This type of response requires the removal of their agitation. Figure out what’s bothering them and get it out of their sight before attempting to instruct.
Where possible, re-introduce them to their agitation in a controlled environment so they know it’s not a real threat.
5. Provide Positive Reinforcement
Think of it as the Golden Retriever Rule. Treat your dog as you would like them to treat you.
Punishment is never the answer. If you want a positive response from your dog, provide them with a positive learning environment.
If you provide positive feedback to your dog when they are being good, they will start to understand the reward of doing so more often.
6. Be Gentle, But Firm
Fear can only take you so far… while loving instruction will make all the difference in the world.
If you provide gentle, but strict instruction when they are being bad, they can start to understand that you are doing so out of caring.
7. Socialize Your Dog
Un-socialized dogs often develop what’s known as a pack-defense, where they protect their own. When dogs aren’t used to strangers or other animals, they might think of them all as unwelcome intruders.
If dogs don’t learn social graces for how to deal with other animals or strangers, they may react defensively and aggressively to protect their pack.
If a safe opportunity presents itself to introduce them to a new person or animal, take it. The more they understand that it’s okay to meet outsiders, the more accepting they will be of them.
If no safe environment ever presents itself, then you can hire a professional dog trainer to create one.
8. Enroll Your Dog in Obedience Training
Dogs that trend towards aggressive behavior will benefit from strict and consistent training. If you cannot provide this yourself, you may need to take your dog to school.
An obedience training class can help establish a learning routine for your dog and increase their agitation threshold.
These classes are generally held in a group format, so your dog will also learn about social interaction and distraction management.
Should your dog decide he’s the leader of the pack and want to rule the class by his lonesome, then one-on-one dog training might be your best bet.
9. Hire a Professional Dog Trainer or Behavior Specialist
At any point when you yourself feel in danger of your dog’s aggression, you should strongly consider hiring a professional.
Some certified trainers like Doggy Dan can be hired virtually.
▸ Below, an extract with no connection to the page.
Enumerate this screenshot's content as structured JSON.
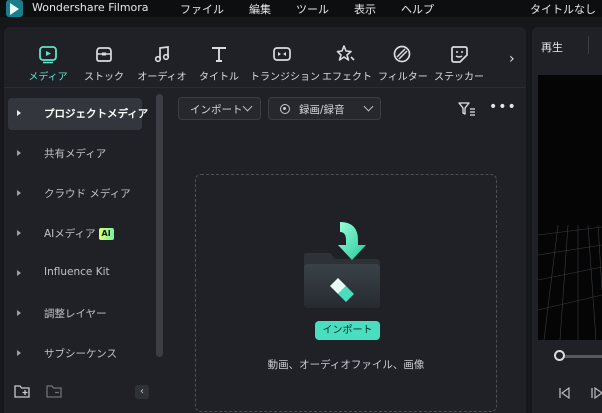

For a low monthly membership fee, you’ll get access to detailed video instructions and a community forum. Others like BrainTraining offer fun ways to bond with and reward your dog for obedience.
If you need in-person training or want the process to be hands-free, then consider the membership fees to be hourly and more expensive than online.
If even a pro trainer can’t do the trick, then maybe a therapist can. While dog behavior modification is not an exact science, it’s has shown some success, even with extreme cases.
10. Spay or Neuter Your Dog
If your dog hasn’t been neutered or spayed, having this procedure perform may tame their animal instincts. While consulting with your vet, this might already be an option they’ve asked you to consider.
11. Use Medication as Last Resort
There are some instances where encouragement, training, and even spaying or neutering is not enough. Putting your dog on the right medication program can be a tool that helps them overcome the root causes of aggression, bodily disorder.
It’s important to first understand why your dog is aggressive and to only leave this option as a last resort. If all the professionals you’ve consulted say the same thing, then it’s probably time to give it some thought.
Some dogs will only require temporary medication, while others may need to take it for the rest of their lives. Consult your vet and a behavior specialist thoroughly when making your decision.
If you’re not 100% confident it’s the ONLY remaining option, don’t subject to your dog to it.
Remember to keep in mind that aggressive behavior is almost always a symptom of an underlying problem.
Dogs, like people, can be conditioned not to act out in frustration or anger.
If you understand the source of your dog’s aggression, you can then formulate a solution on how best to deal with it.